— What to do —
Extract every line from the records below that contains the word "title".

[Extracted data entries]
►
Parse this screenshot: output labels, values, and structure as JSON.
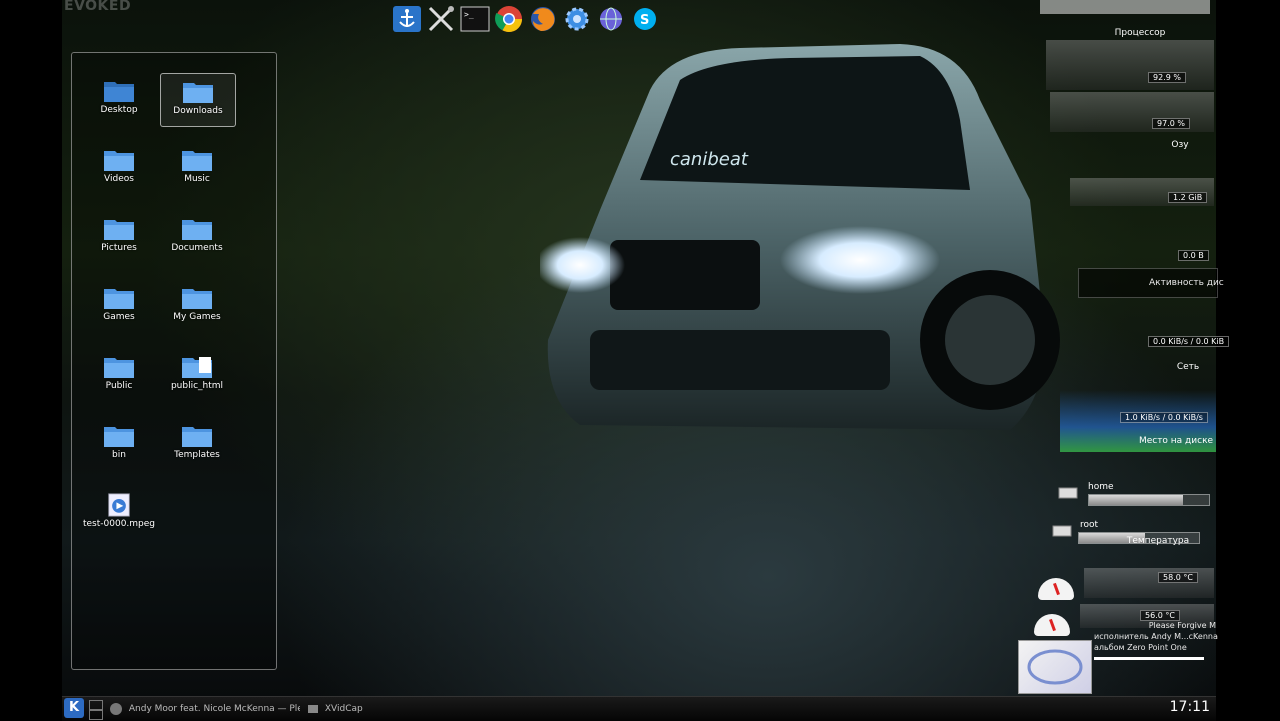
{
  "desktop": {
    "overlay_text": "EVOKED",
    "folder_view": {
      "items": [
        {
          "label": "Desktop",
          "icon": "desktop-folder-icon",
          "selected": false
        },
        {
          "label": "Downloads",
          "icon": "folder-icon",
          "selected": true
        },
        {
          "label": "Videos",
          "icon": "folder-icon",
          "selected": false
        },
        {
          "label": "Music",
          "icon": "folder-icon",
          "selected": false
        },
        {
          "label": "Pictures",
          "icon": "folder-icon",
          "selected": false
        },
        {
          "label": "Documents",
          "icon": "folder-icon",
          "selected": false
        },
        {
          "label": "Games",
          "icon": "folder-icon",
          "selected": false
        },
        {
          "label": "My Games",
          "icon": "folder-icon",
          "selected": false
        },
        {
          "label": "Public",
          "icon": "folder-icon",
          "selected": false
        },
        {
          "label": "public_html",
          "icon": "html-folder-icon",
          "selected": false
        },
        {
          "label": "bin",
          "icon": "folder-icon",
          "selected": false
        },
        {
          "label": "Templates",
          "icon": "folder-icon",
          "selected": false
        },
        {
          "label": "test-0000.mpeg",
          "icon": "video-file-icon",
          "selected": false
        }
      ]
    },
    "car_text": "canibeat"
  },
  "launcher": {
    "icons": [
      "anchor-icon",
      "tools-icon",
      "terminal-icon",
      "chrome-icon",
      "firefox-icon",
      "settings-gear-icon",
      "globe-icon",
      "skype-icon"
    ]
  },
  "system_monitor": {
    "cpu": {
      "title": "Процессор",
      "core1": "92.9 %",
      "core2": "97.0 %"
    },
    "ram": {
      "title": "Озу",
      "value": "1.2 GiB",
      "swap": "0.0 B"
    },
    "disk_activity": {
      "title": "Активность дис",
      "value": "0.0 KiB/s / 0.0 KiB"
    },
    "network": {
      "title": "Сеть",
      "value": "1.0 KiB/s / 0.0 KiB/s"
    },
    "disk_space": {
      "title": "Место на диске",
      "volumes": [
        {
          "label": "home",
          "used_fraction": 0.78
        },
        {
          "label": "root",
          "used_fraction": 0.55
        }
      ]
    },
    "temperature": {
      "title": "Температура",
      "sensors": [
        {
          "value": "58.0 °C",
          "level": 0.58
        },
        {
          "value": "56.0 °C",
          "level": 0.56
        }
      ]
    },
    "now_playing": {
      "title": "Please Forgive M",
      "artist_line": "исполнитель Andy M...cKenna",
      "album_line": "альбом Zero Point One"
    }
  },
  "taskbar": {
    "kmenu_label": "K",
    "tasks": [
      {
        "label": "Andy Moor feat. Nicole McKenna — Plea",
        "icon": "music-player-icon"
      },
      {
        "label": "XVidCap",
        "icon": "camera-icon"
      }
    ],
    "clock": "17:11"
  },
  "colors": {
    "folder_blue": "#5aa0e6",
    "accent": "#2d6bc2"
  }
}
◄
— Problem solution —
      "title": "Процессор",
      "title": "Озу",
      "title": "Активность дис",
      "title": "Сеть",
      "title": "Место на диске",
      "title": "Температура",
      "title": "Please Forgive M",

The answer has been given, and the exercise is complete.